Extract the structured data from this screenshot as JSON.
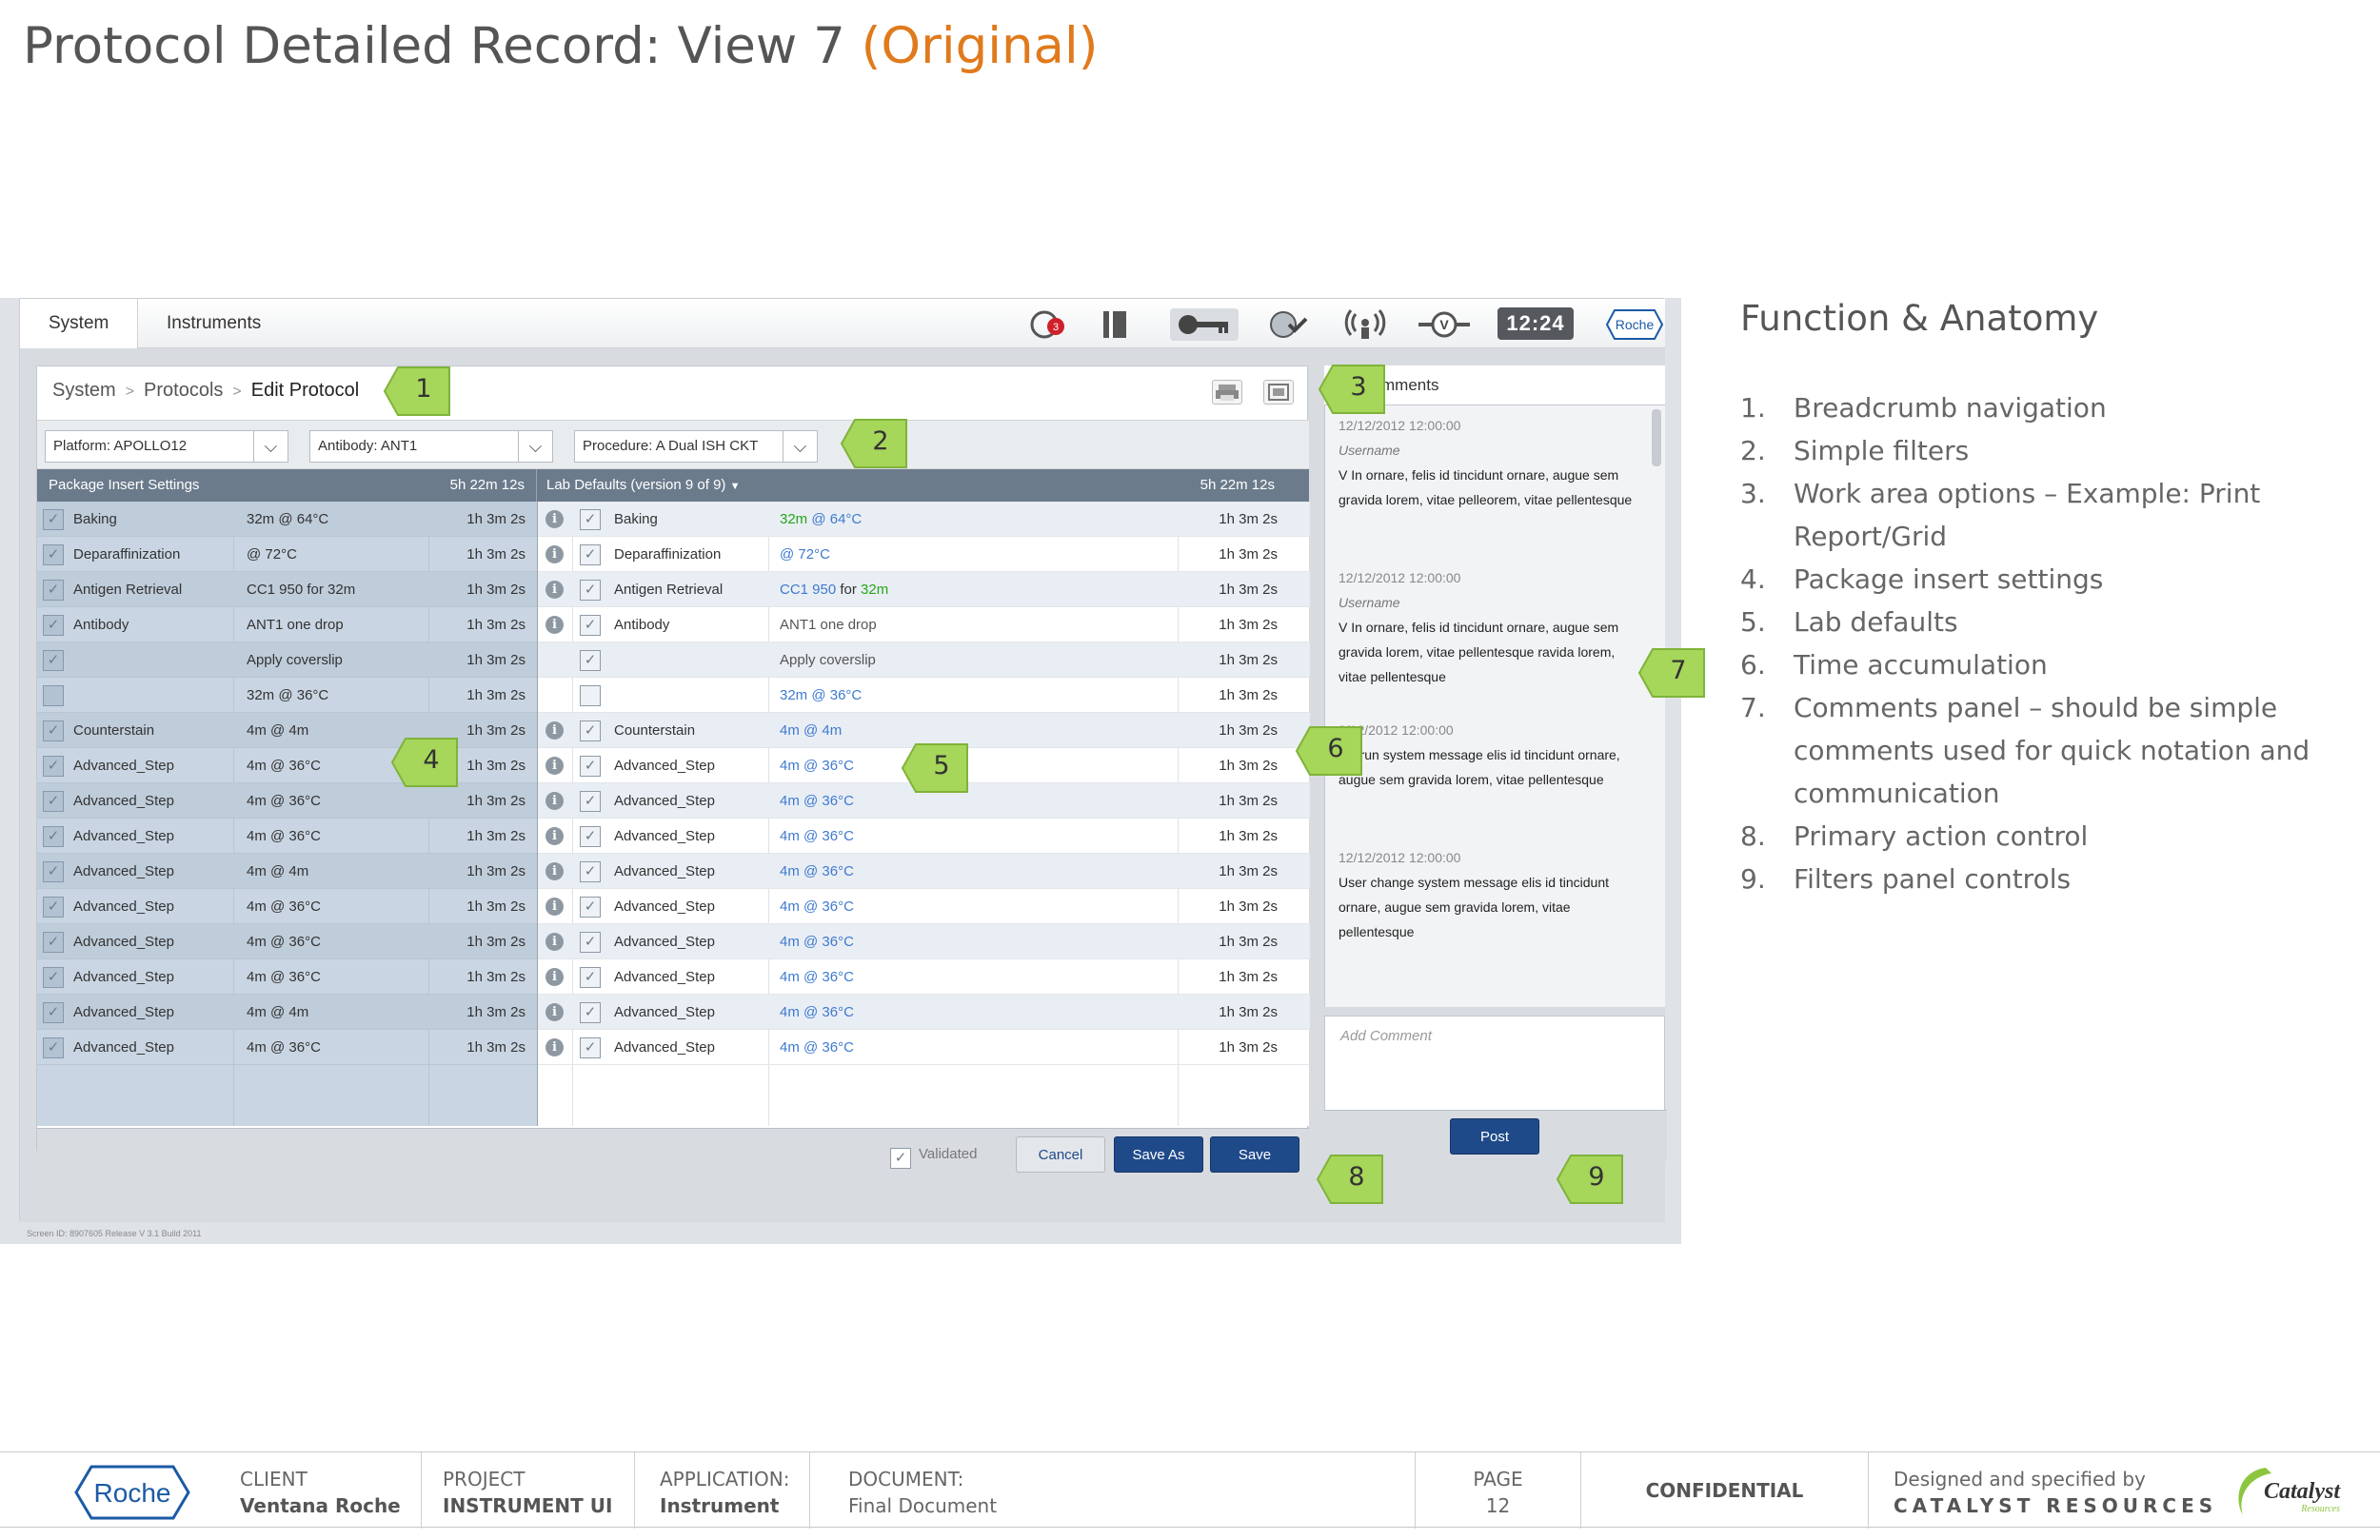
{
  "page": {
    "title": "Protocol Detailed Record:  View 7 ",
    "title_variant": "(Original)"
  },
  "app": {
    "tabs": [
      {
        "label": "System"
      },
      {
        "label": "Instruments"
      }
    ],
    "clock": "12:24",
    "alert_count": "3",
    "brand": "Roche",
    "breadcrumb": {
      "items": [
        "System",
        "Protocols"
      ],
      "current": "Edit Protocol"
    },
    "filters": {
      "platform": "Platform: APOLLO12",
      "antibody": "Antibody: ANT1",
      "procedure": "Procedure: A Dual ISH CKT"
    },
    "package": {
      "header": "Package Insert Settings",
      "total": "5h 22m 12s",
      "rows": [
        {
          "step": "Baking",
          "setting": "32m @ 64°C",
          "time": "1h 3m 2s",
          "checked": "✓"
        },
        {
          "step": "Deparaffinization",
          "setting": "@ 72°C",
          "time": "1h 3m 2s",
          "checked": "✓"
        },
        {
          "step": "Antigen Retrieval",
          "setting": "CC1  950  for 32m",
          "time": "1h 3m 2s",
          "checked": "✓"
        },
        {
          "step": "Antibody",
          "setting": "ANT1 one drop",
          "time": "1h 3m 2s",
          "checked": "✓"
        },
        {
          "step": "",
          "setting": "Apply coverslip",
          "time": "1h 3m 2s",
          "checked": "✓"
        },
        {
          "step": "",
          "setting": "32m @ 36°C",
          "time": "1h 3m 2s",
          "checked": ""
        },
        {
          "step": "Counterstain",
          "setting": "4m @ 4m",
          "time": "1h 3m 2s",
          "checked": "✓"
        },
        {
          "step": "Advanced_Step",
          "setting": "4m @ 36°C",
          "time": "1h 3m 2s",
          "checked": "✓"
        },
        {
          "step": "Advanced_Step",
          "setting": "4m @ 36°C",
          "time": "1h 3m 2s",
          "checked": "✓"
        },
        {
          "step": "Advanced_Step",
          "setting": "4m @ 36°C",
          "time": "1h 3m 2s",
          "checked": "✓"
        },
        {
          "step": "Advanced_Step",
          "setting": "4m @ 4m",
          "time": "1h 3m 2s",
          "checked": "✓"
        },
        {
          "step": "Advanced_Step",
          "setting": "4m @ 36°C",
          "time": "1h 3m 2s",
          "checked": "✓"
        },
        {
          "step": "Advanced_Step",
          "setting": "4m @ 36°C",
          "time": "1h 3m 2s",
          "checked": "✓"
        },
        {
          "step": "Advanced_Step",
          "setting": "4m @ 36°C",
          "time": "1h 3m 2s",
          "checked": "✓"
        },
        {
          "step": "Advanced_Step",
          "setting": "4m @ 4m",
          "time": "1h 3m 2s",
          "checked": "✓"
        },
        {
          "step": "Advanced_Step",
          "setting": "4m @ 36°C",
          "time": "1h 3m 2s",
          "checked": "✓"
        }
      ]
    },
    "lab": {
      "header": "Lab Defaults (version 9 of 9)",
      "total": "5h 22m 12s",
      "rows": [
        {
          "step": "Baking",
          "s1": "32m",
          "s2": " @ ",
          "s3": "64°C",
          "s4": "",
          "time": "1h 3m 2s",
          "checked": "✓",
          "info": "i"
        },
        {
          "step": "Deparaffinization",
          "s1": "",
          "s2": "@ ",
          "s3": "72°C",
          "s4": "",
          "time": "1h 3m 2s",
          "checked": "✓",
          "info": "i"
        },
        {
          "step": "Antigen Retrieval",
          "s1": "CC1  950",
          "s2": "  for ",
          "s3": "32m",
          "s4": "",
          "time": "1h 3m 2s",
          "checked": "✓",
          "info": "i"
        },
        {
          "step": "Antibody",
          "s1": "",
          "s2": "ANT1 one drop",
          "s3": "",
          "s4": "",
          "time": "1h 3m 2s",
          "checked": "✓",
          "info": "i"
        },
        {
          "step": "",
          "s1": "",
          "s2": "Apply coverslip",
          "s3": "",
          "s4": "",
          "time": "1h 3m 2s",
          "checked": "✓",
          "info": ""
        },
        {
          "step": "",
          "s1": "32m",
          "s2": " @ ",
          "s3": "36°C",
          "s4": "",
          "time": "1h 3m 2s",
          "checked": "",
          "info": ""
        },
        {
          "step": "Counterstain",
          "s1": "4m",
          "s2": " @ ",
          "s3": "4m",
          "s4": "",
          "time": "1h 3m 2s",
          "checked": "✓",
          "info": "i"
        },
        {
          "step": "Advanced_Step",
          "s1": "4m",
          "s2": " @ ",
          "s3": "36°C",
          "s4": "",
          "time": "1h 3m 2s",
          "checked": "✓",
          "info": "i"
        },
        {
          "step": "Advanced_Step",
          "s1": "4m",
          "s2": " @ ",
          "s3": "36°C",
          "s4": "",
          "time": "1h 3m 2s",
          "checked": "✓",
          "info": "i"
        },
        {
          "step": "Advanced_Step",
          "s1": "4m",
          "s2": " @ ",
          "s3": "36°C",
          "s4": "",
          "time": "1h 3m 2s",
          "checked": "✓",
          "info": "i"
        },
        {
          "step": "Advanced_Step",
          "s1": "4m",
          "s2": " @ ",
          "s3": "36°C",
          "s4": "",
          "time": "1h 3m 2s",
          "checked": "✓",
          "info": "i"
        },
        {
          "step": "Advanced_Step",
          "s1": "4m",
          "s2": " @ ",
          "s3": "36°C",
          "s4": "",
          "time": "1h 3m 2s",
          "checked": "✓",
          "info": "i"
        },
        {
          "step": "Advanced_Step",
          "s1": "4m",
          "s2": " @ ",
          "s3": "36°C",
          "s4": "",
          "time": "1h 3m 2s",
          "checked": "✓",
          "info": "i"
        },
        {
          "step": "Advanced_Step",
          "s1": "4m",
          "s2": " @ ",
          "s3": "36°C",
          "s4": "",
          "time": "1h 3m 2s",
          "checked": "✓",
          "info": "i"
        },
        {
          "step": "Advanced_Step",
          "s1": "4m",
          "s2": " @ ",
          "s3": "36°C",
          "s4": "",
          "time": "1h 3m 2s",
          "checked": "✓",
          "info": "i"
        },
        {
          "step": "Advanced_Step",
          "s1": "4m",
          "s2": " @ ",
          "s3": "36°C",
          "s4": "",
          "time": "1h 3m 2s",
          "checked": "✓",
          "info": "i"
        }
      ]
    },
    "actions": {
      "validated": "Validated",
      "cancel": "Cancel",
      "save_as": "Save As",
      "save": "Save"
    },
    "comments": {
      "header": "Comments",
      "header_visible": "mments",
      "items": [
        {
          "ts": "12/12/2012 12:00:00",
          "user": "Username",
          "text": "V In ornare, felis id tincidunt ornare, augue sem gravida lorem, vitae pelleorem, vitae pellentesque"
        },
        {
          "ts": "12/12/2012 12:00:00",
          "user": "Username",
          "text": "V In ornare, felis id tincidunt ornare, augue sem gravida lorem, vitae pellentesque ravida lorem, vitae pellentesque"
        },
        {
          "ts": "2/12/2012 12:00:00",
          "user": "",
          "text": "ast run system message elis id tincidunt ornare, augue sem gravida lorem, vitae pellentesque"
        },
        {
          "ts": "12/12/2012 12:00:00",
          "user": "",
          "text": "User change system message elis id tincidunt ornare, augue sem gravida lorem, vitae pellentesque"
        }
      ],
      "add_placeholder": "Add Comment",
      "post": "Post"
    },
    "meta": "Screen ID: 8907605     Release V 3.1     Build 2011"
  },
  "callouts": [
    "1",
    "2",
    "3",
    "4",
    "5",
    "6",
    "7",
    "8",
    "9"
  ],
  "anatomy": {
    "title": "Function & Anatomy",
    "items": [
      {
        "n": "1.",
        "t": "Breadcrumb navigation"
      },
      {
        "n": "2.",
        "t": "Simple filters"
      },
      {
        "n": "3.",
        "t": "Work area options – Example: Print Report/Grid"
      },
      {
        "n": "4.",
        "t": "Package insert settings"
      },
      {
        "n": "5.",
        "t": "Lab defaults"
      },
      {
        "n": "6.",
        "t": "Time accumulation"
      },
      {
        "n": "7.",
        "t": "Comments panel – should be simple comments used for quick notation and communication"
      },
      {
        "n": "8.",
        "t": "Primary action control"
      },
      {
        "n": "9.",
        "t": "Filters panel controls"
      }
    ]
  },
  "footer": {
    "client_label": "CLIENT",
    "client": "Ventana Roche",
    "project_label": "PROJECT",
    "project": "INSTRUMENT UI",
    "app_label": "APPLICATION:",
    "app": "Instrument",
    "doc_label": "DOCUMENT:",
    "doc": "Final Document",
    "page_label": "PAGE",
    "page": "12",
    "confidential": "CONFIDENTIAL",
    "designed": "Designed and specified by",
    "company": "CATALYST RESOURCES",
    "logo_text": "Catalyst",
    "logo_sub": "Resources"
  },
  "colors": {
    "accent": "#e07a1c",
    "primary_button": "#1f4a8a",
    "callout": "#a6d65a",
    "header_bar": "#6b7b8c"
  },
  "icons": [
    "alert-icon",
    "book-icon",
    "key-icon",
    "disc-check-icon",
    "signal-icon",
    "valve-icon",
    "printer-icon",
    "grid-icon",
    "chevron-down-icon",
    "info-icon",
    "checkbox-icon"
  ]
}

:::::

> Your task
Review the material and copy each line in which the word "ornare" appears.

> Output
          "text": "V In ornare, felis id tincidunt ornare, augue sem gravida lorem, vitae pelleorem, vitae pellentesque"
          "text": "V In ornare, felis id tincidunt ornare, augue sem gravida lorem, vitae pellentesque ravida lorem, vitae pellentesque"
          "text": "ast run system message elis id tincidunt ornare, augue sem gravida lorem, vitae pellentesque"
          "text": "User change system message elis id tincidunt ornare, augue sem gravida lorem, vitae pellentesque"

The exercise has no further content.